Said to be Australias biggest one-man engineering feat, the cutting was excavated to drain land behind the Woakwine Range, which is located approximately 12kms from Beachport. A parking bay and viewing platform (currently closed for Maintenance) is provided and the machines used to dig the cutting are on display. Free entry.
‘Woakwine’ is an Aboriginal name meaning ‘elbow or bent arm’ and refers to the shape of the large watercourse near the Woakwine Homestead. In fact, Woakwine is the only Aboriginal place name still used along the lower South East’s coastal region.
The McCourt family moved into the Woakwine area in the 1880s and soon realized that without richer land to compliment the rocky high country, living on the land would be difficult. As a result, in 1957, Mr. Murray McCourt decided to “have a go” at constructing a channel from the swamp through the range to Lake George in order to drain a large swamp on his property behind the Woakwine range.
The South Eastern Drainage Board assisted in designing and planning the proposed channel, however, these plans were not adopted as Murray believed the process was too costly.. Instead, Mr. McCourt decided to take a risk by having almost perpendicular walls. This type of development had never been seen in Australia before and there were obvious risks associated with the plans such as slipping of the steep walls. However, Murray, along with the assistance of one of his workman, Dick McIntyre, set out to prove that it could be done.
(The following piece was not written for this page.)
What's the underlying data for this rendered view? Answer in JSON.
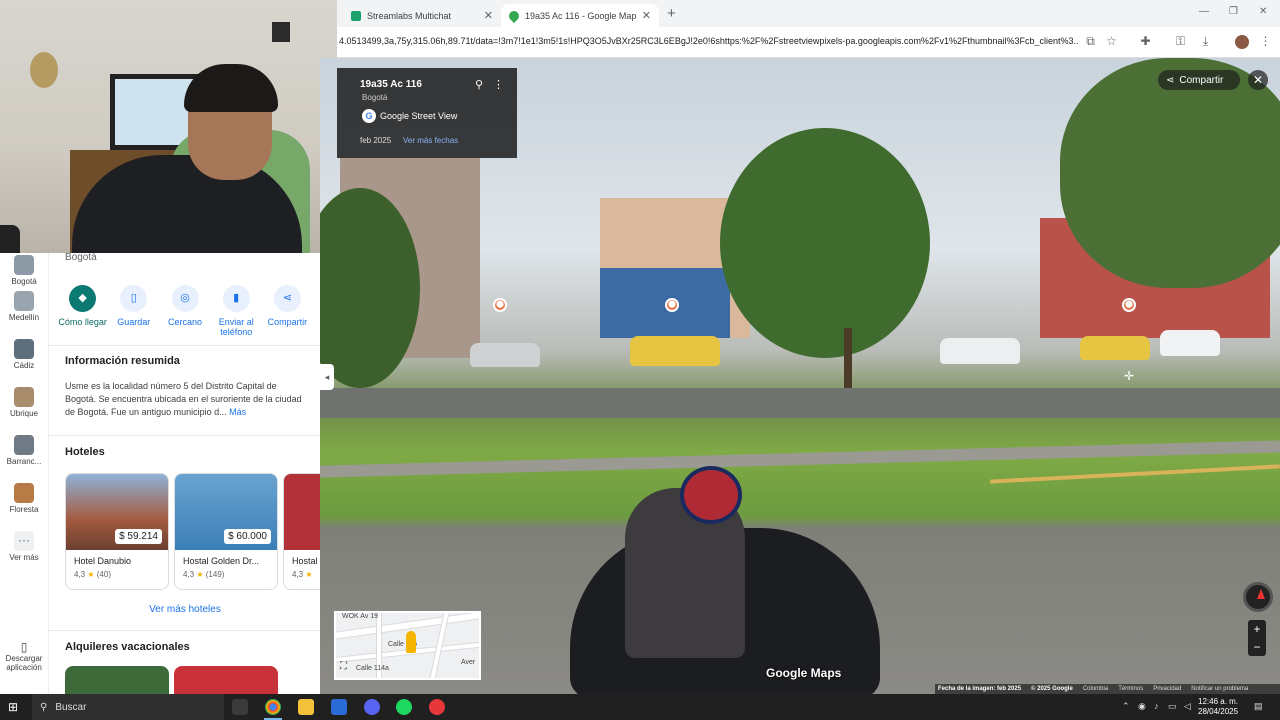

Work commenced in May, 1957. Materials were carried from the cutting by the tractor drawn Carryall Scraper that scooped up the rubble and rocks once it had been loosened by a ripper. Other machinery also included a Caterpillar D7 crawler tractor complete with double drum winch and bulldozer blade.
To view brochure please click Woakwine Cutting Brochure (2453 kb)
Here is an Areial Video of the Woakwine Cutting